Some of you may or may not have heard that the next co-chair of the FCC transition team for the Obama administration plays World of Warcraft. This, in and of itself, is not news. But the way in which he plays does make a difference. It signals a major transition of what social activities men use to keep up with each other.
More often than not, a generation or two ago, golf was the major shared activity that lots of men used to facilitate hours of social interaction. There are entire literatures based on the bonds made over a round on the links. Massively-Multiplayer online games share many of the same attributes as golf, but allow for people to get together from anywhere in the world to play together. They both take a few hours to complete, involve a good amount of social interaction with your fellow players, aren't particularly physically challenging, and appeal to wealthy-enough people that can afford the necessary tools for playing (clubs or computers).

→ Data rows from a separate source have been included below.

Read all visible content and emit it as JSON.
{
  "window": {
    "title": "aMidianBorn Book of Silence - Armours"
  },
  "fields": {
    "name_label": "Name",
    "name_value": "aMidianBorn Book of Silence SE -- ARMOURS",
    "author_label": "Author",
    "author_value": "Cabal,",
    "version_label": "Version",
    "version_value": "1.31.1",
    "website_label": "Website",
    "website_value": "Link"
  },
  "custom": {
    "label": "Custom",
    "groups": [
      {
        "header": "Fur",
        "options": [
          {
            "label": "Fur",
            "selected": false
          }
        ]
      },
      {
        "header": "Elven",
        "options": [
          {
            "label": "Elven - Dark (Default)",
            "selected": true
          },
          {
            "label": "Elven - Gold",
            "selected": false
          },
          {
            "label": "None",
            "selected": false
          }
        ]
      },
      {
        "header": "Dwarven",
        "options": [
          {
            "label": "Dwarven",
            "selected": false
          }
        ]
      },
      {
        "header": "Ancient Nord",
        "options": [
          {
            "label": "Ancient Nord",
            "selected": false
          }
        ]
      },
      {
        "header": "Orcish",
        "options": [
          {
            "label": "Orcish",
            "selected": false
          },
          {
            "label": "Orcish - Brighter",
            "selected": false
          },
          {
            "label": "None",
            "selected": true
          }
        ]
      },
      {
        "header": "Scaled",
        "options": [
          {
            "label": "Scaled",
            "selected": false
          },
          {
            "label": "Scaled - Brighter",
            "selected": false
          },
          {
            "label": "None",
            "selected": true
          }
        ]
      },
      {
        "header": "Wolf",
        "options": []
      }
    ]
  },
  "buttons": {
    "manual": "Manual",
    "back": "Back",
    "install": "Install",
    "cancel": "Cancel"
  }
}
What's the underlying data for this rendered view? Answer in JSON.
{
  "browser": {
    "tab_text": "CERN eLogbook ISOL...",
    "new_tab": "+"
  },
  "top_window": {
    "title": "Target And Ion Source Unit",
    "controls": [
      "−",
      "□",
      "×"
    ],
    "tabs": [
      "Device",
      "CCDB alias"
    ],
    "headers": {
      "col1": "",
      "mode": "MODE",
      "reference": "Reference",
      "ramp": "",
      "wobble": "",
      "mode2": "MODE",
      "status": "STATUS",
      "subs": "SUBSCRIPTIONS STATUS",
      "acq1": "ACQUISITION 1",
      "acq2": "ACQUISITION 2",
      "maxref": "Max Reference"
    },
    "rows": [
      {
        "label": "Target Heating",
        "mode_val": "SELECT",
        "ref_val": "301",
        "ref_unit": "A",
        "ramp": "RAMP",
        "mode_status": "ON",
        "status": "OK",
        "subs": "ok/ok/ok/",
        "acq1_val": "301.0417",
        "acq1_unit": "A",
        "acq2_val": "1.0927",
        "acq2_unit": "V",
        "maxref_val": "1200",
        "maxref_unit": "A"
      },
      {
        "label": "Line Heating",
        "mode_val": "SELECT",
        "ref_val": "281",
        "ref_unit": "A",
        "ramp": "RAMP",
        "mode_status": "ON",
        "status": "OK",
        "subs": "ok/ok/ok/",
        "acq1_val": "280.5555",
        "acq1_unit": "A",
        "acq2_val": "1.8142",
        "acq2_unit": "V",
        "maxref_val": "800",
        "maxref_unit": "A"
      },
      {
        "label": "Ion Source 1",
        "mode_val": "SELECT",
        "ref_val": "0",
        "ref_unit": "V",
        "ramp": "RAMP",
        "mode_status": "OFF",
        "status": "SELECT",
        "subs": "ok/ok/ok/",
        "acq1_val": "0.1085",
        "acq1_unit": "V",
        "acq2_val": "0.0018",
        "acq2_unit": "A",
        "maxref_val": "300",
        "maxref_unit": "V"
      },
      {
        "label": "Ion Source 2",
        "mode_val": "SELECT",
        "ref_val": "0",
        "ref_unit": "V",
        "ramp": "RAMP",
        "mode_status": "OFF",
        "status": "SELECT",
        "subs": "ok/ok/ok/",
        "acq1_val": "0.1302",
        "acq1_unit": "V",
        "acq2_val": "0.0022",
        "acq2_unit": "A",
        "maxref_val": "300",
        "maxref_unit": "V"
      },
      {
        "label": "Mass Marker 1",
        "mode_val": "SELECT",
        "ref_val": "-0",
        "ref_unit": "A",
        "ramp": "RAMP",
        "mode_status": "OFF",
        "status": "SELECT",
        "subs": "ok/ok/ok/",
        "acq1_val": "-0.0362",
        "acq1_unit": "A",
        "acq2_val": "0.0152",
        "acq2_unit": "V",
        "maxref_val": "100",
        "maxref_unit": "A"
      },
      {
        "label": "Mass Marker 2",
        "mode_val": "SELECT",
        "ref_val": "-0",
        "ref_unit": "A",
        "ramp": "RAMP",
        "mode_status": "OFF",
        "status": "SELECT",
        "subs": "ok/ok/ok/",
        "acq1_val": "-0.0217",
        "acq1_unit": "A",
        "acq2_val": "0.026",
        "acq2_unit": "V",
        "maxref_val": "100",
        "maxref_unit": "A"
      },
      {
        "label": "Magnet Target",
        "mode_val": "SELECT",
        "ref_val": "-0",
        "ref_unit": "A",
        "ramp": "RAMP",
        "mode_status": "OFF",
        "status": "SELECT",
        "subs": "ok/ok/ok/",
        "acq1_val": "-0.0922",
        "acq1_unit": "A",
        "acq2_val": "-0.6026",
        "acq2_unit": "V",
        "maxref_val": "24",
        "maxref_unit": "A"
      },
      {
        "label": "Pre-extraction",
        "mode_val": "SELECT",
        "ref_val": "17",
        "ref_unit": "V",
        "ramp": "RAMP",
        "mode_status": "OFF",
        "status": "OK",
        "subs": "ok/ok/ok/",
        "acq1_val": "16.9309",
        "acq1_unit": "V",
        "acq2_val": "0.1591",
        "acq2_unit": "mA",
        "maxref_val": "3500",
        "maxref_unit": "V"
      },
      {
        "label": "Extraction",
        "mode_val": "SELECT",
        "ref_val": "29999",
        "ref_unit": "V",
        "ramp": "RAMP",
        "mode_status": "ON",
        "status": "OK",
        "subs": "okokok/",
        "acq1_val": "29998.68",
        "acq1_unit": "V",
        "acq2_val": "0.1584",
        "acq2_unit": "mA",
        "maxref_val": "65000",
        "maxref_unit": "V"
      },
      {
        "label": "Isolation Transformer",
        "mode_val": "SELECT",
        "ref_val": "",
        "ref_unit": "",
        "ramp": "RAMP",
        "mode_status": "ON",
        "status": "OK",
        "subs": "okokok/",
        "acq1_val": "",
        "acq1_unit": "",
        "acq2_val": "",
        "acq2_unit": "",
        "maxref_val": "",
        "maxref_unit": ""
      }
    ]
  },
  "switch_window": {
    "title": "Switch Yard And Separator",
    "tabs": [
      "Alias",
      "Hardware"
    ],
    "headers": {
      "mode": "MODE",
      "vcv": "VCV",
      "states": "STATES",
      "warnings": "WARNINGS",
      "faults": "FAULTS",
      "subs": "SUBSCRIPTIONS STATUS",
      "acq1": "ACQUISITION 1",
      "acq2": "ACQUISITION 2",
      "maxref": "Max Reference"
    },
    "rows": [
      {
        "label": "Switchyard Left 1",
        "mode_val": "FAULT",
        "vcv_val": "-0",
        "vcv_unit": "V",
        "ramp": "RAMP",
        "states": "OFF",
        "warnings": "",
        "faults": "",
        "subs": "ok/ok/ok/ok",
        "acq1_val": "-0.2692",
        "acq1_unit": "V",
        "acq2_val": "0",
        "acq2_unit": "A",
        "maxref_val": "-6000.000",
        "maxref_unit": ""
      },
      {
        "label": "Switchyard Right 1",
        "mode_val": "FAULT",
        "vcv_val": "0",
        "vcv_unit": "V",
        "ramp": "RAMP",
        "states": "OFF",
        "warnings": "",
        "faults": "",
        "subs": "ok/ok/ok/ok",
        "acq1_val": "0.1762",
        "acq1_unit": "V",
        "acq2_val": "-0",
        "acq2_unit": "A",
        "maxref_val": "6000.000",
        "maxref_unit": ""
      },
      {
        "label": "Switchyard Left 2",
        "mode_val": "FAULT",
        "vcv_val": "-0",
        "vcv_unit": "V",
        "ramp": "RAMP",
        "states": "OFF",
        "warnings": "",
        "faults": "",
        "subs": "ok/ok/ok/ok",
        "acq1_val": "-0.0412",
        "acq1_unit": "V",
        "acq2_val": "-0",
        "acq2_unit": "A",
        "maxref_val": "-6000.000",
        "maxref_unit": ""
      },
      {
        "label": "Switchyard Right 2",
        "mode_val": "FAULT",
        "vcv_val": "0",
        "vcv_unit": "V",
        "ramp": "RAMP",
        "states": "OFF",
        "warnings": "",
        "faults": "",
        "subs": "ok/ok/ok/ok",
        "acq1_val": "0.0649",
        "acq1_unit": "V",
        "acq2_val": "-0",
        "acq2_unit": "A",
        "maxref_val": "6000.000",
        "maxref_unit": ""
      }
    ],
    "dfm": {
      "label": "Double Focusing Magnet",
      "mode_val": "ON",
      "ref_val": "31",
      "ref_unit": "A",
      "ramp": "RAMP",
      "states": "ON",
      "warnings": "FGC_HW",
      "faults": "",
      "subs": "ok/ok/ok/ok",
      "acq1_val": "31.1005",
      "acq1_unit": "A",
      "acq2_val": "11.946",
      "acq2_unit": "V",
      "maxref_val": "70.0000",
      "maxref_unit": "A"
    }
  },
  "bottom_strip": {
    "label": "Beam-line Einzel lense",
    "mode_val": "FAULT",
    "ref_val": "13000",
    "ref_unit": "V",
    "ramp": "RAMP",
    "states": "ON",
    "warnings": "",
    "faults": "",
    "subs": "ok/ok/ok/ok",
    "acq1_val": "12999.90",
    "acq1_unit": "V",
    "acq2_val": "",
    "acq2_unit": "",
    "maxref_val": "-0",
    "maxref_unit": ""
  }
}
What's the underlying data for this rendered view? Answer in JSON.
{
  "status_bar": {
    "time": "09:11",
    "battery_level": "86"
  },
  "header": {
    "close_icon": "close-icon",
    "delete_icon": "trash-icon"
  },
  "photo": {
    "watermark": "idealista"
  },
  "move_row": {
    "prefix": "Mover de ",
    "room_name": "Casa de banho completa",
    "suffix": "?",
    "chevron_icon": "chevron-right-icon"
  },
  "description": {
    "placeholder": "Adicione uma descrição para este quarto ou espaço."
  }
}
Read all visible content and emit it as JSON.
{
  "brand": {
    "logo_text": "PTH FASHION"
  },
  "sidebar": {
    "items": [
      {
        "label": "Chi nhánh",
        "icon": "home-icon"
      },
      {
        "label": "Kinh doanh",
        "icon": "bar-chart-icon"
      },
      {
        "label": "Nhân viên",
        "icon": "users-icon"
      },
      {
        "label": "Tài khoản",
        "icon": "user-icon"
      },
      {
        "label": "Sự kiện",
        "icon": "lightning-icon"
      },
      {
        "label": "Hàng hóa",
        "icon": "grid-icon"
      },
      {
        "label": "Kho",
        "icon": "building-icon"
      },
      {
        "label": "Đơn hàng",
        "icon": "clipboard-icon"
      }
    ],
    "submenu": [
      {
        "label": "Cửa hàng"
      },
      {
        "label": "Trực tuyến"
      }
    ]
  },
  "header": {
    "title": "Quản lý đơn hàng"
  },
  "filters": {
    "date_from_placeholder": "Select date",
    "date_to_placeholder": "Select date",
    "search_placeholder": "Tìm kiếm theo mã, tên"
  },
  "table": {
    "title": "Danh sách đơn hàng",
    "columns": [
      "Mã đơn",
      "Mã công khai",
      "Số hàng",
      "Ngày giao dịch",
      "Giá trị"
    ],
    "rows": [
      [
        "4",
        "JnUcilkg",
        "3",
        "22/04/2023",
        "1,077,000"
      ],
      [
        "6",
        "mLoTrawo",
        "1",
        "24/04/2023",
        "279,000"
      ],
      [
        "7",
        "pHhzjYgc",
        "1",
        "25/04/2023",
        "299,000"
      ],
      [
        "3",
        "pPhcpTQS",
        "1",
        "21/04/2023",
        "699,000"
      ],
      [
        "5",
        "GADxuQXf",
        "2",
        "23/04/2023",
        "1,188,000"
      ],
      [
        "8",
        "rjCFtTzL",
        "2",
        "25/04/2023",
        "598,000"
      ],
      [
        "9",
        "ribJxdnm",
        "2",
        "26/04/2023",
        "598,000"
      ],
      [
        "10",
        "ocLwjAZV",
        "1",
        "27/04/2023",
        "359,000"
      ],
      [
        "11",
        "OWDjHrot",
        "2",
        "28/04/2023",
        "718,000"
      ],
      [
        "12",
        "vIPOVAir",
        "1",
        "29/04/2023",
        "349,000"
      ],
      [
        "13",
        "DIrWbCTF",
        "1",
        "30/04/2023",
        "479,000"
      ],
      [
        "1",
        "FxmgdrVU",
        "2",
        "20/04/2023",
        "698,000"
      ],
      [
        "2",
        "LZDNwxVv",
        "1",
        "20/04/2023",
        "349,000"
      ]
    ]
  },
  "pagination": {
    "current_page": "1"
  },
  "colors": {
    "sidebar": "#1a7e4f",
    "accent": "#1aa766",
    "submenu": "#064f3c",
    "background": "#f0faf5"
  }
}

I won't go into way too much detail because this topic has been covered by people paid to write well about it, but I will say that I have noticed this trend quite a lot amongst my peers. One of the big reasons I play World of Warcraft is to keep in touch with a couple of close friends that live in Boston. We often fire up our computers, set up our headsets and microphones, and talk about any sort of thing while we work together to kill a big dragon.
Now that I'm out in California it gives us some common ground to talk about, which keeps the lines open and leads to closer, more personal conversations about things above and beyond just the game.